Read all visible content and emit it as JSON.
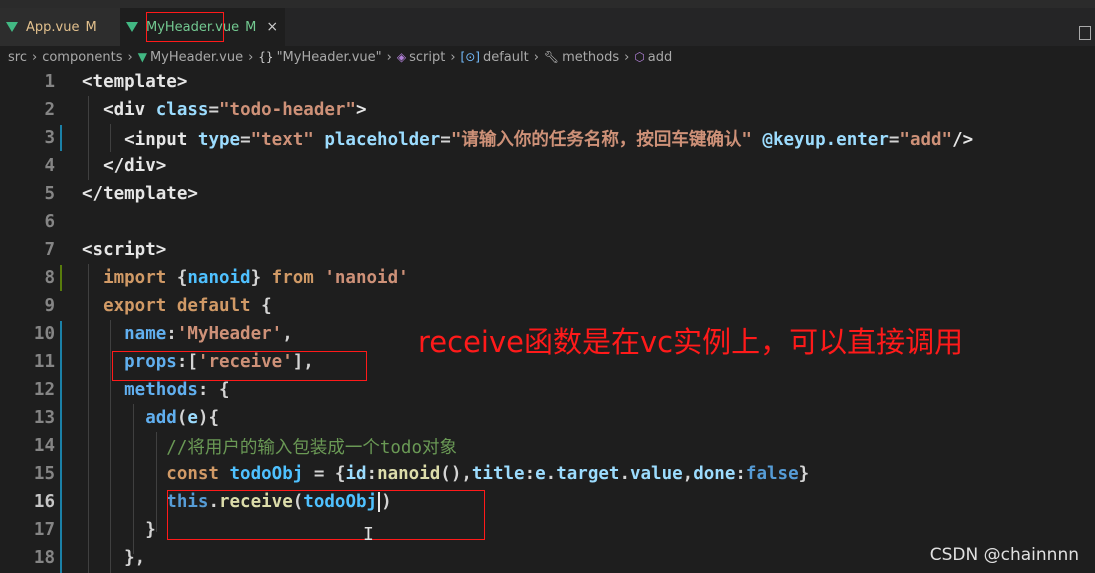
{
  "tabs": [
    {
      "name": "App.vue",
      "status": "M"
    },
    {
      "name": "MyHeader.vue",
      "status": "M",
      "close": "×"
    }
  ],
  "breadcrumb": {
    "src": "src",
    "components": "components",
    "file": "MyHeader.vue",
    "obj": "\"MyHeader.vue\"",
    "script": "script",
    "default": "default",
    "methods": "methods",
    "add": "add"
  },
  "lines": [
    {
      "n": "1",
      "tokens": [
        {
          "t": "<template>",
          "c": "tag"
        }
      ]
    },
    {
      "n": "2",
      "tokens": [
        {
          "t": "  <div ",
          "c": "tag"
        },
        {
          "t": "class",
          "c": "attr"
        },
        {
          "t": "=",
          "c": "plain"
        },
        {
          "t": "\"todo-header\"",
          "c": "str"
        },
        {
          "t": ">",
          "c": "tag"
        }
      ]
    },
    {
      "n": "3",
      "tokens": [
        {
          "t": "    <input ",
          "c": "tag"
        },
        {
          "t": "type",
          "c": "attr"
        },
        {
          "t": "=",
          "c": "plain"
        },
        {
          "t": "\"text\"",
          "c": "str"
        },
        {
          "t": " placeholder",
          "c": "attr"
        },
        {
          "t": "=",
          "c": "plain"
        },
        {
          "t": "\"请输入你的任务名称，按回车键确认\"",
          "c": "str"
        },
        {
          "t": " @keyup.enter",
          "c": "attr"
        },
        {
          "t": "=",
          "c": "plain"
        },
        {
          "t": "\"add\"",
          "c": "str"
        },
        {
          "t": "/>",
          "c": "tag"
        }
      ]
    },
    {
      "n": "4",
      "tokens": [
        {
          "t": "  </div>",
          "c": "tag"
        }
      ]
    },
    {
      "n": "5",
      "tokens": [
        {
          "t": "</template>",
          "c": "tag"
        }
      ]
    },
    {
      "n": "6",
      "tokens": []
    },
    {
      "n": "7",
      "tokens": [
        {
          "t": "<script>",
          "c": "tag"
        }
      ]
    },
    {
      "n": "8",
      "tokens": [
        {
          "t": "  import ",
          "c": "kw"
        },
        {
          "t": "{",
          "c": "plain"
        },
        {
          "t": "nanoid",
          "c": "var"
        },
        {
          "t": "} ",
          "c": "plain"
        },
        {
          "t": "from ",
          "c": "kw"
        },
        {
          "t": "'nanoid'",
          "c": "str"
        }
      ]
    },
    {
      "n": "9",
      "tokens": [
        {
          "t": "  export default ",
          "c": "kw"
        },
        {
          "t": "{",
          "c": "plain"
        }
      ]
    },
    {
      "n": "10",
      "tokens": [
        {
          "t": "    name",
          "c": "key"
        },
        {
          "t": ":",
          "c": "plain"
        },
        {
          "t": "'MyHeader'",
          "c": "str"
        },
        {
          "t": ",",
          "c": "plain"
        }
      ]
    },
    {
      "n": "11",
      "tokens": [
        {
          "t": "    props",
          "c": "key"
        },
        {
          "t": ":[",
          "c": "plain"
        },
        {
          "t": "'receive'",
          "c": "str"
        },
        {
          "t": "],",
          "c": "plain"
        }
      ]
    },
    {
      "n": "12",
      "tokens": [
        {
          "t": "    methods",
          "c": "key"
        },
        {
          "t": ": {",
          "c": "plain"
        }
      ]
    },
    {
      "n": "13",
      "tokens": [
        {
          "t": "      add",
          "c": "key"
        },
        {
          "t": "(",
          "c": "plain"
        },
        {
          "t": "e",
          "c": "attr"
        },
        {
          "t": "){",
          "c": "plain"
        }
      ]
    },
    {
      "n": "14",
      "tokens": [
        {
          "t": "        //将用户的输入包装成一个todo对象",
          "c": "cmt"
        }
      ]
    },
    {
      "n": "15",
      "tokens": [
        {
          "t": "        const ",
          "c": "kw"
        },
        {
          "t": "todoObj",
          "c": "var"
        },
        {
          "t": " = {",
          "c": "plain"
        },
        {
          "t": "id",
          "c": "attr"
        },
        {
          "t": ":",
          "c": "plain"
        },
        {
          "t": "nanoid",
          "c": "fn"
        },
        {
          "t": "(),",
          "c": "plain"
        },
        {
          "t": "title",
          "c": "attr"
        },
        {
          "t": ":",
          "c": "plain"
        },
        {
          "t": "e",
          "c": "attr"
        },
        {
          "t": ".",
          "c": "plain"
        },
        {
          "t": "target",
          "c": "attr"
        },
        {
          "t": ".",
          "c": "plain"
        },
        {
          "t": "value",
          "c": "attr"
        },
        {
          "t": ",",
          "c": "plain"
        },
        {
          "t": "done",
          "c": "attr"
        },
        {
          "t": ":",
          "c": "plain"
        },
        {
          "t": "false",
          "c": "this"
        },
        {
          "t": "}",
          "c": "plain"
        }
      ]
    },
    {
      "n": "16",
      "tokens": [
        {
          "t": "        this",
          "c": "this"
        },
        {
          "t": ".",
          "c": "plain"
        },
        {
          "t": "receive",
          "c": "fn"
        },
        {
          "t": "(",
          "c": "plain"
        },
        {
          "t": "todoObj",
          "c": "var"
        },
        {
          "t": "|",
          "c": "cursor"
        },
        {
          "t": ")",
          "c": "plain"
        }
      ]
    },
    {
      "n": "17",
      "tokens": [
        {
          "t": "      }",
          "c": "plain"
        }
      ]
    },
    {
      "n": "18",
      "tokens": [
        {
          "t": "    },",
          "c": "plain"
        }
      ]
    }
  ],
  "annotation": "receive函数是在vc实例上，可以直接调用",
  "watermark": "CSDN @chainnnn",
  "ibeam": "I",
  "colors": {
    "annotation": "#ff1a1a",
    "background": "#1e1e1e"
  }
}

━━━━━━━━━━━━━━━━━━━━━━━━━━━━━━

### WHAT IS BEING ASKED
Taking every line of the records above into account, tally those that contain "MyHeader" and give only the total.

### RESPONSE TO THIS EXERCISE
4